◆ Problem to work on ◆
Among the records, find the lines that hold the string "title" and return them.

Excerpts from an interface dataset
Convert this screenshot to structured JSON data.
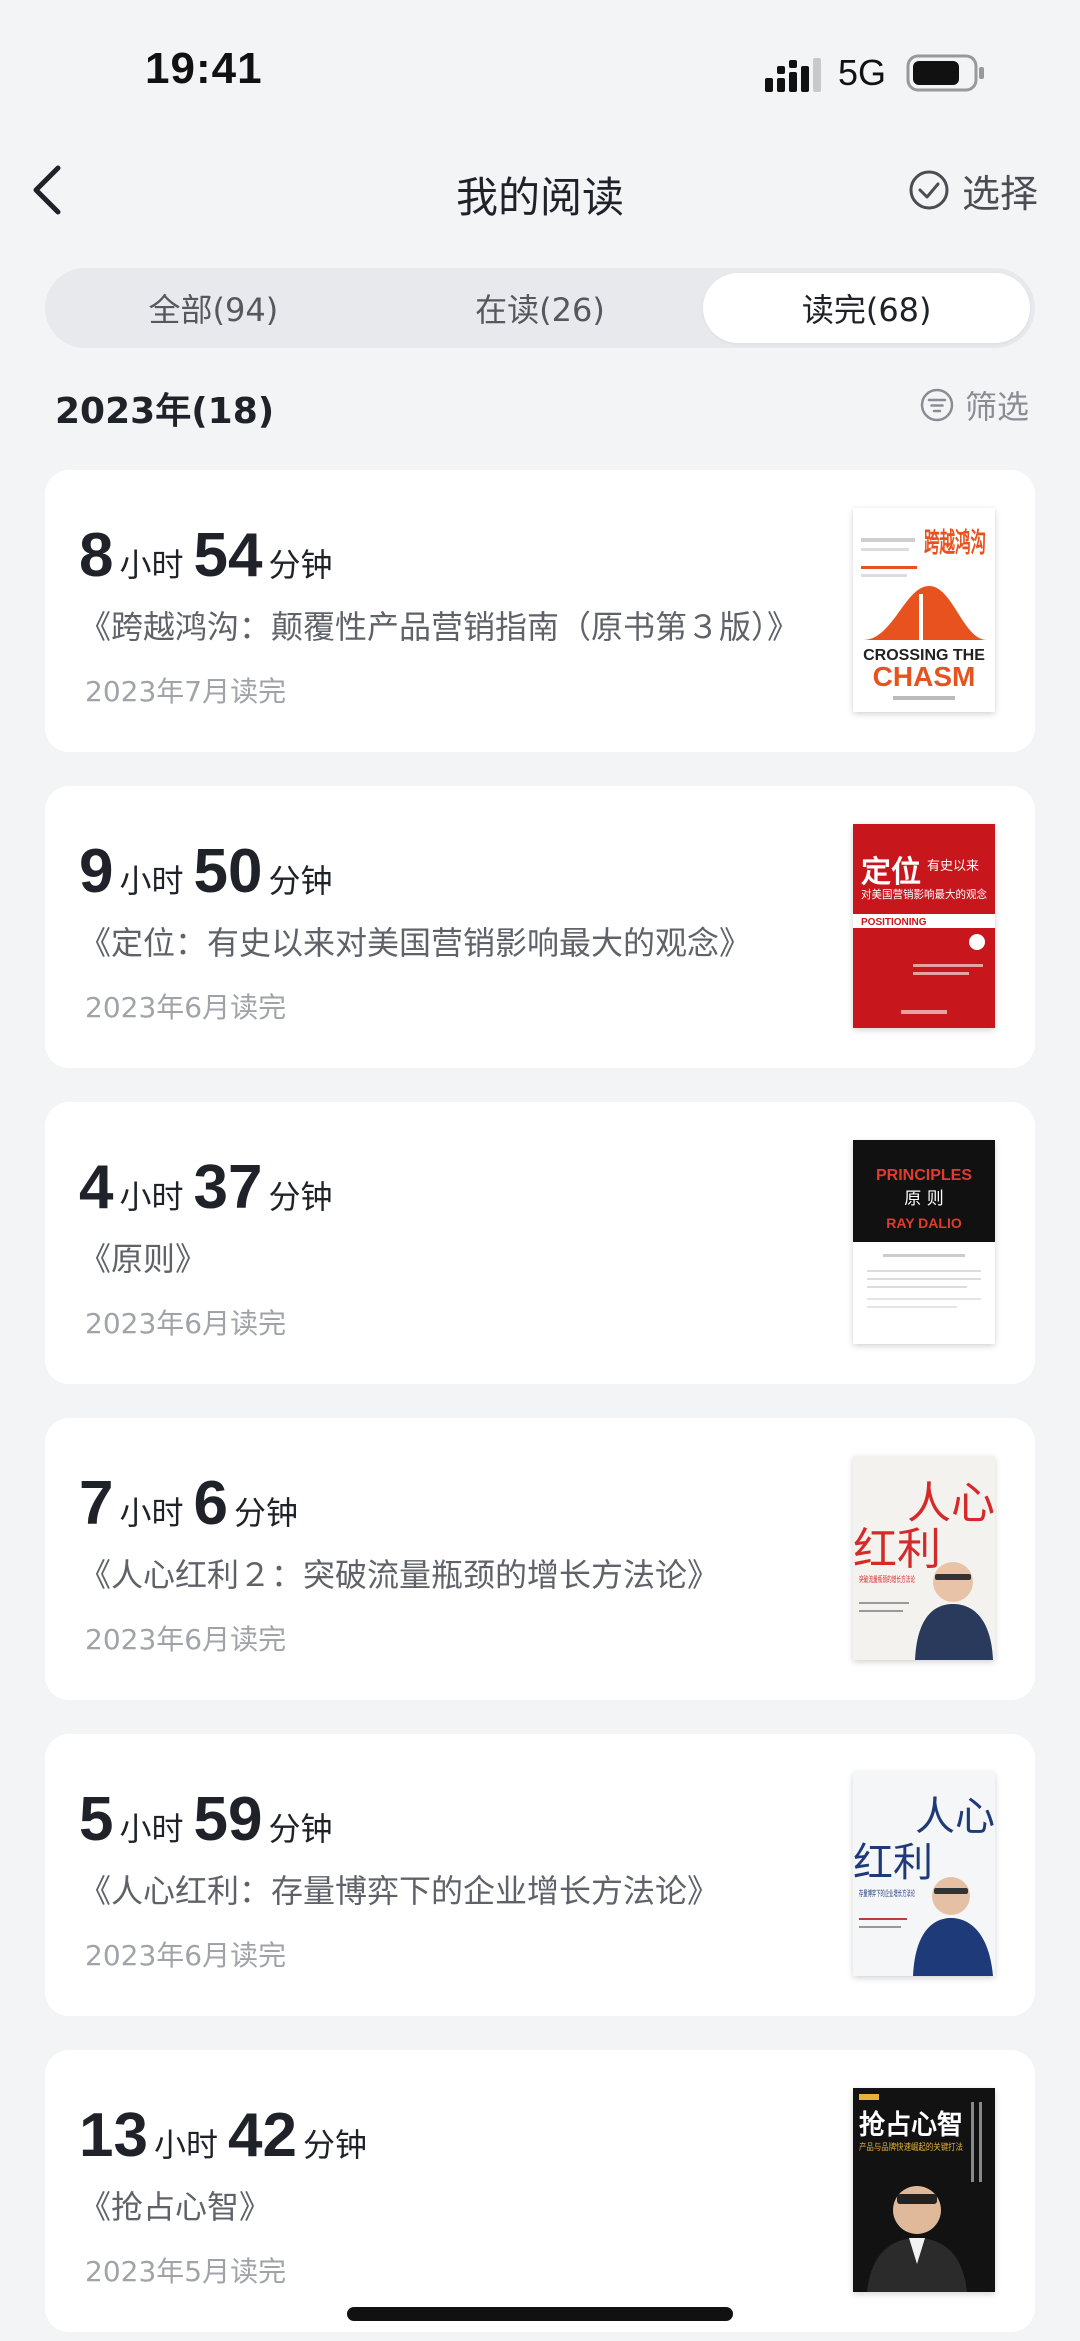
{
  "status_bar": {
    "time": "19:41",
    "network": "5G"
  },
  "nav": {
    "title": "我的阅读",
    "select_label": "选择"
  },
  "tabs": [
    {
      "label": "全部(94)",
      "active": false
    },
    {
      "label": "在读(26)",
      "active": false
    },
    {
      "label": "读完(68)",
      "active": true
    }
  ],
  "section": {
    "year_label": "2023年(18)",
    "filter_label": "筛选"
  },
  "books": [
    {
      "hours": "8",
      "hours_unit": "小时",
      "minutes": "54",
      "minutes_unit": "分钟",
      "title": "《跨越鸿沟：颠覆性产品营销指南（原书第３版）》",
      "finished": "2023年7月读完",
      "cover_icon": "crossing-the-chasm-cover",
      "cover_text": {
        "main": "跨越鸿沟",
        "en1": "CROSSING THE",
        "en2": "CHASM"
      }
    },
    {
      "hours": "9",
      "hours_unit": "小时",
      "minutes": "50",
      "minutes_unit": "分钟",
      "title": "《定位：有史以来对美国营销影响最大的观念》",
      "finished": "2023年6月读完",
      "cover_icon": "positioning-cover",
      "cover_text": {
        "main": "定位",
        "sub1": "有史以来",
        "sub2": "对美国营销影响最大的观念",
        "en": "POSITIONING"
      }
    },
    {
      "hours": "4",
      "hours_unit": "小时",
      "minutes": "37",
      "minutes_unit": "分钟",
      "title": "《原则》",
      "finished": "2023年6月读完",
      "cover_icon": "principles-cover",
      "cover_text": {
        "en1": "PRINCIPLES",
        "main": "原 则",
        "en2": "RAY DALIO"
      }
    },
    {
      "hours": "7",
      "hours_unit": "小时",
      "minutes": "6",
      "minutes_unit": "分钟",
      "title": "《人心红利２：突破流量瓶颈的增长方法论》",
      "finished": "2023年6月读完",
      "cover_icon": "renxin-hongli-2-cover",
      "cover_text": {
        "main1": "人心",
        "main2": "红利",
        "sub": "突破流量瓶颈的增长方法论"
      }
    },
    {
      "hours": "5",
      "hours_unit": "小时",
      "minutes": "59",
      "minutes_unit": "分钟",
      "title": "《人心红利：存量博弈下的企业增长方法论》",
      "finished": "2023年6月读完",
      "cover_icon": "renxin-hongli-cover",
      "cover_text": {
        "main1": "人心",
        "main2": "红利",
        "sub": "存量博弈下的企业增长方法论"
      }
    },
    {
      "hours": "13",
      "hours_unit": "小时",
      "minutes": "42",
      "minutes_unit": "分钟",
      "title": "《抢占心智》",
      "finished": "2023年5月读完",
      "cover_icon": "qiangzhan-xinzhi-cover",
      "cover_text": {
        "main": "抢占心智",
        "sub": "产品与品牌快速崛起的关键打法"
      }
    }
  ],
  "colors": {
    "accent_orange": "#e8521f",
    "positioning_red": "#c8161d",
    "background": "#f3f4f6",
    "card": "#ffffff"
  }
}
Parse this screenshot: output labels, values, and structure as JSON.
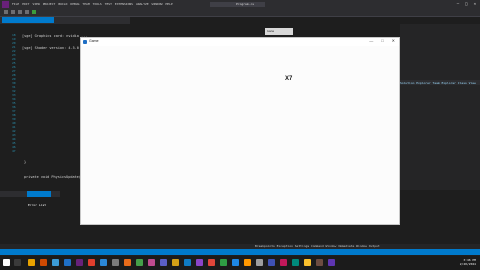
{
  "ide": {
    "menu": [
      "FILE",
      "EDIT",
      "VIEW",
      "PROJECT",
      "BUILD",
      "DEBUG",
      "TEAM",
      "TOOLS",
      "TEST",
      "EXTENSIONS",
      "ANALYZE",
      "WINDOW",
      "HELP"
    ],
    "project_name": "Program.cs",
    "tab_label": "Program.cs",
    "console_lines": [
      "[sge] Graphics card: nvidia ...",
      "[sge] Shader version: 4.5.0 NVIDIA 4..."
    ],
    "line_numbers": [
      "18",
      "19",
      "20",
      "21",
      "22",
      "23",
      "24",
      "25",
      "26",
      "27",
      "28",
      "29",
      "30",
      "31",
      "32",
      "33",
      "34",
      "35",
      "36",
      "37",
      "38",
      "39",
      "40",
      "41",
      "42",
      "43",
      "44",
      "45",
      "46",
      "47"
    ],
    "code": {
      "l1": "}",
      "l2": "private void PhysicsUpdate(...)",
      "l3": "    // check if in bounds",
      "l4": "    if (ball.Bounds.Intersects(...))",
      "l5": "        score_ext++;",
      "l6": "        paddle.Reset();"
    },
    "right_tabs": "Solution Explorer   Team Explorer   Class View",
    "dock_label": "Game"
  },
  "panels": {
    "error_list_label": "Error List",
    "bottom_tabs": "Breakpoints   Exception Settings   Command Window   Immediate Window   Output"
  },
  "game": {
    "title": "Game",
    "minimize": "—",
    "maximize": "□",
    "close": "✕",
    "score": "X7"
  },
  "taskbar": {
    "time": "3:46 PM",
    "date": "2/20/2024"
  },
  "colors": {
    "accent": "#007acc",
    "editor_bg": "#1e1e1e"
  }
}
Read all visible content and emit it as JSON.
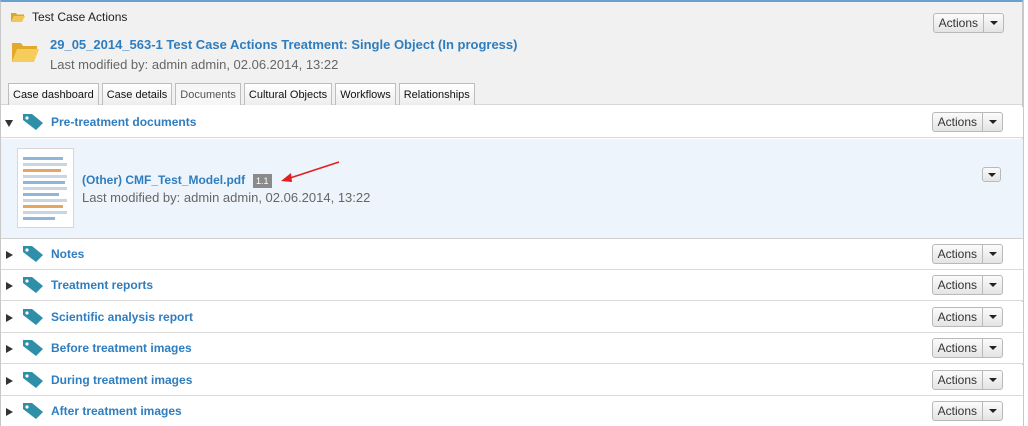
{
  "header": {
    "breadcrumb": "Test Case Actions",
    "title": "29_05_2014_563-1 Test Case Actions Treatment: Single Object (In progress)",
    "meta": "Last modified by: admin admin, 02.06.2014, 13:22",
    "actions_label": "Actions"
  },
  "tabs": [
    {
      "label": "Case dashboard",
      "active": false
    },
    {
      "label": "Case details",
      "active": false
    },
    {
      "label": "Documents",
      "active": true
    },
    {
      "label": "Cultural Objects",
      "active": false
    },
    {
      "label": "Workflows",
      "active": false
    },
    {
      "label": "Relationships",
      "active": false
    }
  ],
  "sections": [
    {
      "label": "Pre-treatment documents",
      "expanded": true,
      "actions_label": "Actions"
    },
    {
      "label": "Notes",
      "expanded": false,
      "actions_label": "Actions"
    },
    {
      "label": "Treatment reports",
      "expanded": false,
      "actions_label": "Actions"
    },
    {
      "label": "Scientific analysis report",
      "expanded": false,
      "actions_label": "Actions"
    },
    {
      "label": "Before treatment images",
      "expanded": false,
      "actions_label": "Actions"
    },
    {
      "label": "During treatment images",
      "expanded": false,
      "actions_label": "Actions"
    },
    {
      "label": "After treatment images",
      "expanded": false,
      "actions_label": "Actions"
    }
  ],
  "document": {
    "title": "(Other) CMF_Test_Model.pdf",
    "version": "1.1",
    "meta": "Last modified by: admin admin, 02.06.2014, 13:22"
  },
  "colors": {
    "link": "#2e7dbf",
    "tag_icon": "#2f8ea8",
    "arrow": "#e02020",
    "doc_panel_bg": "#eef4fb"
  }
}
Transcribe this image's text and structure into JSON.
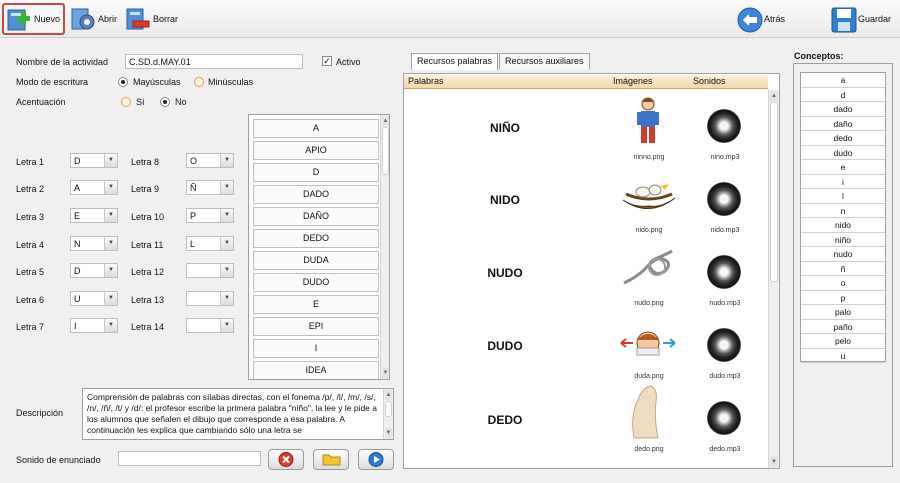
{
  "toolbar": {
    "nuevo": "Nuevo",
    "abrir": "Abrir",
    "borrar": "Borrar",
    "atras": "Atrás",
    "guardar": "Guardar"
  },
  "form": {
    "nombre_label": "Nombre de la actividad",
    "nombre_value": "C.SD.d.MAY.01",
    "activo_label": "Activo",
    "modo_label": "Modo de escritura",
    "mayusculas": "Mayúsculas",
    "minusculas": "Minúsculas",
    "acentuacion_label": "Acentuación",
    "si": "Sí",
    "no": "No",
    "descripcion_label": "Descripción",
    "descripcion_text": "Comprensión de palabras con sílabas directas, con el fonema /p/, /l/, /m/, /s/, /n/, /ñ/, /t/ y /d/: el profesor escribe la primera palabra \"niño\", la lee y le pide a los alumnos que señalen el dibujo que corresponde a esa palabra. A continuación les explica que cambiando sólo una letra se",
    "sonido_label": "Sonido de enunciado"
  },
  "letters": [
    {
      "label": "Letra 1",
      "value": "D"
    },
    {
      "label": "Letra 2",
      "value": "A"
    },
    {
      "label": "Letra 3",
      "value": "E"
    },
    {
      "label": "Letra 4",
      "value": "N"
    },
    {
      "label": "Letra 5",
      "value": "D"
    },
    {
      "label": "Letra 6",
      "value": "U"
    },
    {
      "label": "Letra 7",
      "value": "I"
    },
    {
      "label": "Letra 8",
      "value": "O"
    },
    {
      "label": "Letra 9",
      "value": "Ñ"
    },
    {
      "label": "Letra 10",
      "value": "P"
    },
    {
      "label": "Letra 11",
      "value": "L"
    },
    {
      "label": "Letra 12",
      "value": ""
    },
    {
      "label": "Letra 13",
      "value": ""
    },
    {
      "label": "Letra 14",
      "value": ""
    }
  ],
  "wordlist": [
    "A",
    "APIO",
    "D",
    "DADO",
    "DAÑO",
    "DEDO",
    "DUDA",
    "DUDO",
    "E",
    "EPI",
    "I",
    "IDEA"
  ],
  "tabs": [
    "Recursos palabras",
    "Recursos auxiliares"
  ],
  "resources": {
    "headers": [
      "Palabras",
      "Imágenes",
      "Sonidos"
    ],
    "rows": [
      {
        "word": "NIÑO",
        "image": "ninno.png",
        "sound": "nino.mp3"
      },
      {
        "word": "NIDO",
        "image": "nido.png",
        "sound": "nido.mp3"
      },
      {
        "word": "NUDO",
        "image": "nudo.png",
        "sound": "nudo.mp3"
      },
      {
        "word": "DUDO",
        "image": "duda.png",
        "sound": "dudo.mp3"
      },
      {
        "word": "DEDO",
        "image": "dedo.png",
        "sound": "dedo.mp3"
      }
    ]
  },
  "concepts": {
    "title": "Conceptos:",
    "items": [
      "a",
      "d",
      "dado",
      "daño",
      "dedo",
      "dudo",
      "e",
      "i",
      "l",
      "n",
      "nido",
      "niño",
      "nudo",
      "ñ",
      "o",
      "p",
      "palo",
      "paño",
      "pelo",
      "u"
    ]
  }
}
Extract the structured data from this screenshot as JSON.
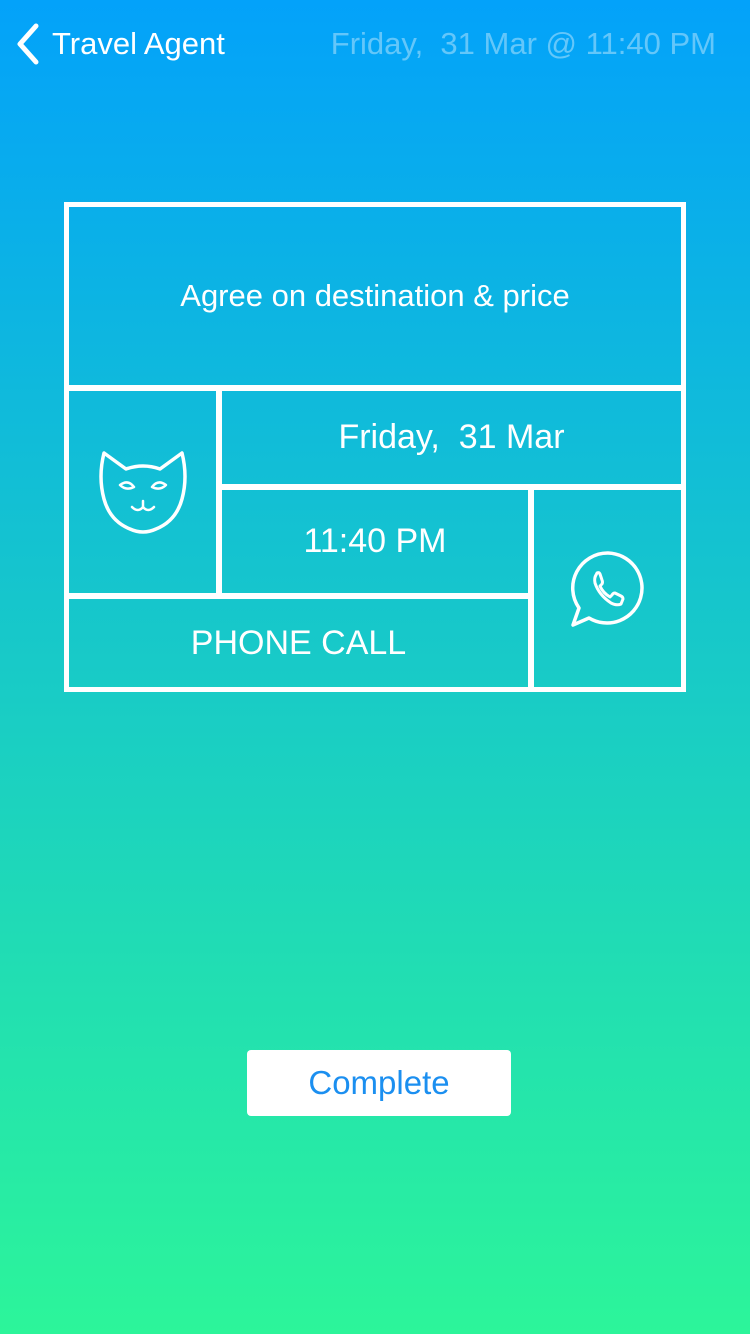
{
  "nav": {
    "back_label": "Travel Agent",
    "datetime": "Friday,  31 Mar @ 11:40 PM"
  },
  "card": {
    "task": "Agree on destination & price",
    "date": "Friday,  31 Mar",
    "time": "11:40 PM",
    "method": "PHONE CALL",
    "avatar_icon": "cat-face-icon",
    "contact_icon": "whatsapp-icon"
  },
  "actions": {
    "complete_label": "Complete"
  },
  "colors": {
    "gradient_top": "#03a2fa",
    "gradient_bottom": "#2cf59a",
    "button_text": "#1b8ff0",
    "nav_datetime": "rgba(255,255,255,0.38)"
  }
}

◆ Written response ◆
    "title": "我的阅读",
      "title": "《跨越鸿沟：颠覆性产品营销指南（原书第３版）》",
      "title": "《定位：有史以来对美国营销影响最大的观念》",
      "title": "《原则》",
      "title": "《人心红利２：突破流量瓶颈的增长方法论》",
      "title": "《人心红利：存量博弈下的企业增长方法论》",
      "title": "《抢占心智》",
    "title": "Game",
    "title": "29_05_2014_563-1 Test Case Actions Treatment: Single Object (In progress)",
    "title": "(Other) CMF_Test_Model.pdf",
    "title": "Conceptos:",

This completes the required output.